It is perhaps unsurprising that given the context of the event that an audience member asked Dr Williams to elaborate on her views on the LGBTQ+ community, and transgender people specifically.
As the libertarian society pointed out in their statement, if someone had read the statements issued to attempt to No Platform Williams, but not attended the event, would think she openly supports harm befalling trans people, when this is not the case.
Her comments are problematic, trans-exclusionary, and they are trans-phobic, and they have made many of us uncomfortable. However they do not come from a place of evil, but rather a fundamental misunderstanding of the trans experience. Dr Williams’ ideas could easily be classified as second feminist wave, ‘outdated’ ideas, based a feminine-masculine dichotomy, and a belief that there is a link between biology and sex. This does not excuse them, but it can shed a different kind of light on the discourse we should be able to have with her. Today a great many of us now that being a part of the LGBTQ+ community is not a choice, and not an idea you are indoctrinated into by exposure to it, and transgender people are no exception to this. Their experiences should not be invalidated.
Earlier, she stated that she believes she has been very consistent in her views through the years, even as the left continued to evolve. This may very well be true, but it is also the reason her views now seem out-dated, and even offensive, to many. Our views on the LGBTQ+ community and feminism have moved on. And many would argue, including myself, for the better.
The heavy sense of irony that permeated over the event, and over the discussion on No Platform, can be summarized in the last question, and more specifically the answer, asked by the president of Libertarian Society.

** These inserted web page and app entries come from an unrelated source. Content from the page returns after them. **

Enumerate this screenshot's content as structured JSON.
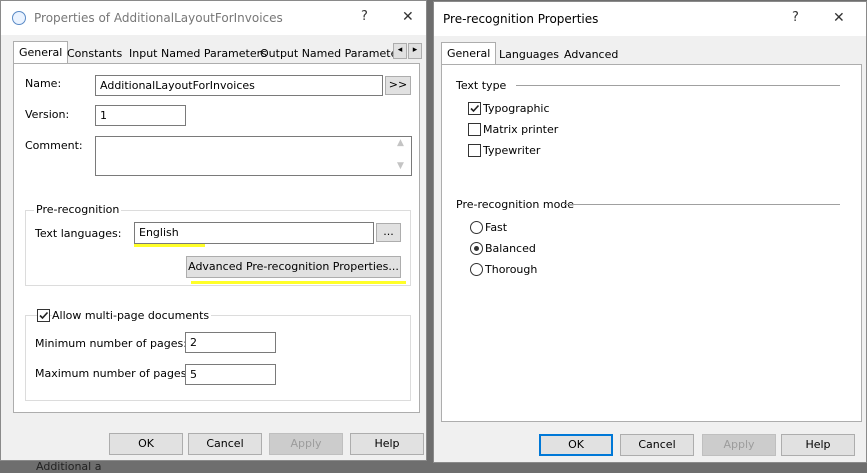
{
  "left_dialog": {
    "title": "Properties of AdditionalLayoutForInvoices",
    "help_glyph": "?",
    "close_glyph": "✕",
    "tabs": [
      "General",
      "Constants",
      "Input Named Parameters",
      "Output Named Parameters"
    ],
    "tab_scroll_left": "◂",
    "tab_scroll_right": "▸",
    "name_label": "Name:",
    "name_value": "AdditionalLayoutForInvoices",
    "name_more_button": ">>",
    "version_label": "Version:",
    "version_value": "1",
    "comment_label": "Comment:",
    "comment_value": "",
    "prerecog_group_title": "Pre-recognition",
    "text_languages_label": "Text languages:",
    "text_languages_value": "English",
    "languages_browse_button": "...",
    "advanced_button": "Advanced Pre-recognition Properties...",
    "multipage_checkbox_label": "Allow multi-page documents",
    "multipage_checked": true,
    "min_pages_label": "Minimum number of pages:",
    "min_pages_value": "2",
    "max_pages_label": "Maximum number of pages:",
    "max_pages_value": "5",
    "ok_button": "OK",
    "cancel_button": "Cancel",
    "apply_button": "Apply",
    "help_button": "Help"
  },
  "right_dialog": {
    "title": "Pre-recognition Properties",
    "help_glyph": "?",
    "close_glyph": "✕",
    "tabs": [
      "General",
      "Languages",
      "Advanced"
    ],
    "text_type_heading": "Text type",
    "text_types": [
      {
        "label": "Typographic",
        "checked": true
      },
      {
        "label": "Matrix printer",
        "checked": false
      },
      {
        "label": "Typewriter",
        "checked": false
      }
    ],
    "mode_heading": "Pre-recognition mode",
    "modes": [
      {
        "label": "Fast",
        "selected": false
      },
      {
        "label": "Balanced",
        "selected": true
      },
      {
        "label": "Thorough",
        "selected": false
      }
    ],
    "ok_button": "OK",
    "cancel_button": "Cancel",
    "apply_button": "Apply",
    "help_button": "Help"
  },
  "background_item_text": "Additional a",
  "colors": {
    "highlight": "#ffff29",
    "focus_border": "#0078d7",
    "dialog_bg": "#f0f0f0"
  }
}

It asked how we could bring back students who have been ‘lost’ back into the conversation.
Dr Williams answered: with events like this one.
When looking around the room, however, the sense of fear many had at the start that the event would be protested, the empty seats despite the full list, and the lack of opposing opinions tells a different story. Though the organisers of the event may have later celebrated the fact that no protestors showed up, and those protesting can be happy that the event was not as full as it was thought it would be, this was a victory for no one.
The irony is that Joanna Williams ended her talk by saying that having a space for debate means having a space to change your mind, and yet no one was there to debate her, to disagree with her, explain exactly why she is mistaken, and how her comments can be harmful. She welcomed the idea of her audience disagreeing with her, as I did, and how many others who did not come to the event do, and engaging her in debate. In fact, she believes it is a mistake to assume an audience at a university will blindly agree with a speaker. She expects people to disagree with her and engage. But no one did. And she, and others in the audience who might share opinions that are just as problematic on certain topics, continue to go with their views unchallenged.
People like Joanna Williams who are open to debate and the idea that people do change their minds can be educated in the issues we believe in as long as a real dialogue takes place.
There is a clear line in the sand that needs to be drawn with regard to what constitutes hate speech at university, and we must undoubtedly protect marginalised communities from attack. But letting views that can be harmful go through university unseen, either because an event is boycotted, or it is cancelled because of No Platform only puts them more at risk, as these ideas will pass through university without being engaged and challenged, they will reach the political and public sphere intact.
The irony is, the debate over free speech ended in silence.